→ **Aim of the task**: Nothing but the records, copied exactly and stripped of pictures, should be in the answer.

→ **Data listing**:

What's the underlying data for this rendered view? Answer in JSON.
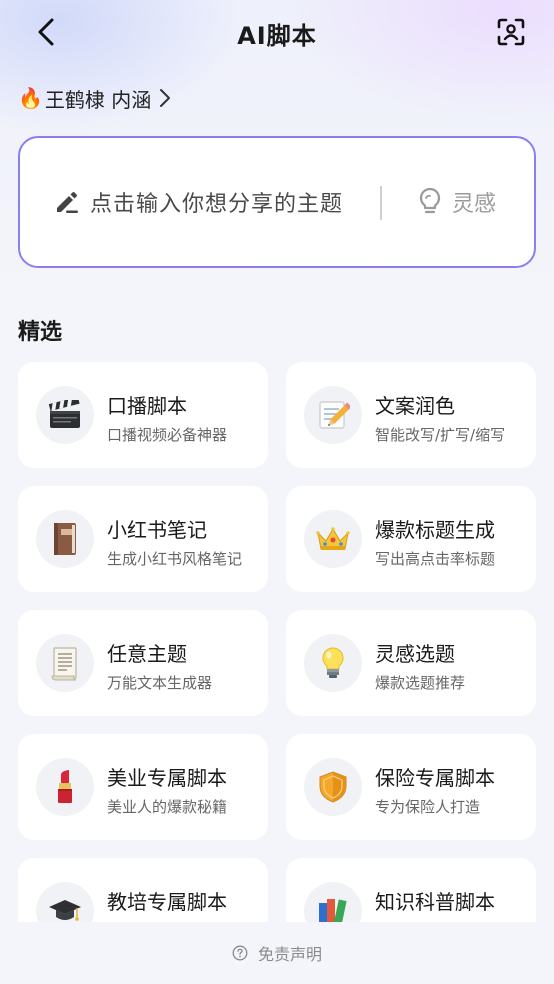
{
  "header": {
    "title": "AI脚本"
  },
  "topic": {
    "label": "王鹤棣 内涵",
    "icon": "fire-icon"
  },
  "input": {
    "placeholder": "点击输入你想分享的主题",
    "inspiration_label": "灵感"
  },
  "accent_color": "#8b7ff0",
  "section": {
    "title": "精选"
  },
  "cards": [
    {
      "title": "口播脚本",
      "subtitle": "口播视频必备神器",
      "icon": "clapperboard-icon"
    },
    {
      "title": "文案润色",
      "subtitle": "智能改写/扩写/缩写",
      "icon": "memo-pencil-icon"
    },
    {
      "title": "小红书笔记",
      "subtitle": "生成小红书风格笔记",
      "icon": "notebook-icon"
    },
    {
      "title": "爆款标题生成",
      "subtitle": "写出高点击率标题",
      "icon": "crown-icon"
    },
    {
      "title": "任意主题",
      "subtitle": "万能文本生成器",
      "icon": "scroll-icon"
    },
    {
      "title": "灵感选题",
      "subtitle": "爆款选题推荐",
      "icon": "light-bulb-icon"
    },
    {
      "title": "美业专属脚本",
      "subtitle": "美业人的爆款秘籍",
      "icon": "lipstick-icon"
    },
    {
      "title": "保险专属脚本",
      "subtitle": "专为保险人打造",
      "icon": "shield-icon"
    },
    {
      "title": "教培专属脚本",
      "subtitle": "",
      "icon": "graduation-cap-icon"
    },
    {
      "title": "知识科普脚本",
      "subtitle": "",
      "icon": "books-icon"
    }
  ],
  "footer": {
    "label": "免责声明"
  }
}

→ **Your response**:
What's the underlying data for this rendered view? Answer in JSON.
{
  "header": {
    "title": "AI脚本"
  },
  "topic": {
    "label": "王鹤棣 内涵",
    "icon": "fire-icon"
  },
  "input": {
    "placeholder": "点击输入你想分享的主题",
    "inspiration_label": "灵感"
  },
  "accent_color": "#8b7ff0",
  "section": {
    "title": "精选"
  },
  "cards": [
    {
      "title": "口播脚本",
      "subtitle": "口播视频必备神器",
      "icon": "clapperboard-icon"
    },
    {
      "title": "文案润色",
      "subtitle": "智能改写/扩写/缩写",
      "icon": "memo-pencil-icon"
    },
    {
      "title": "小红书笔记",
      "subtitle": "生成小红书风格笔记",
      "icon": "notebook-icon"
    },
    {
      "title": "爆款标题生成",
      "subtitle": "写出高点击率标题",
      "icon": "crown-icon"
    },
    {
      "title": "任意主题",
      "subtitle": "万能文本生成器",
      "icon": "scroll-icon"
    },
    {
      "title": "灵感选题",
      "subtitle": "爆款选题推荐",
      "icon": "light-bulb-icon"
    },
    {
      "title": "美业专属脚本",
      "subtitle": "美业人的爆款秘籍",
      "icon": "lipstick-icon"
    },
    {
      "title": "保险专属脚本",
      "subtitle": "专为保险人打造",
      "icon": "shield-icon"
    },
    {
      "title": "教培专属脚本",
      "subtitle": "",
      "icon": "graduation-cap-icon"
    },
    {
      "title": "知识科普脚本",
      "subtitle": "",
      "icon": "books-icon"
    }
  ],
  "footer": {
    "label": "免责声明"
  }
}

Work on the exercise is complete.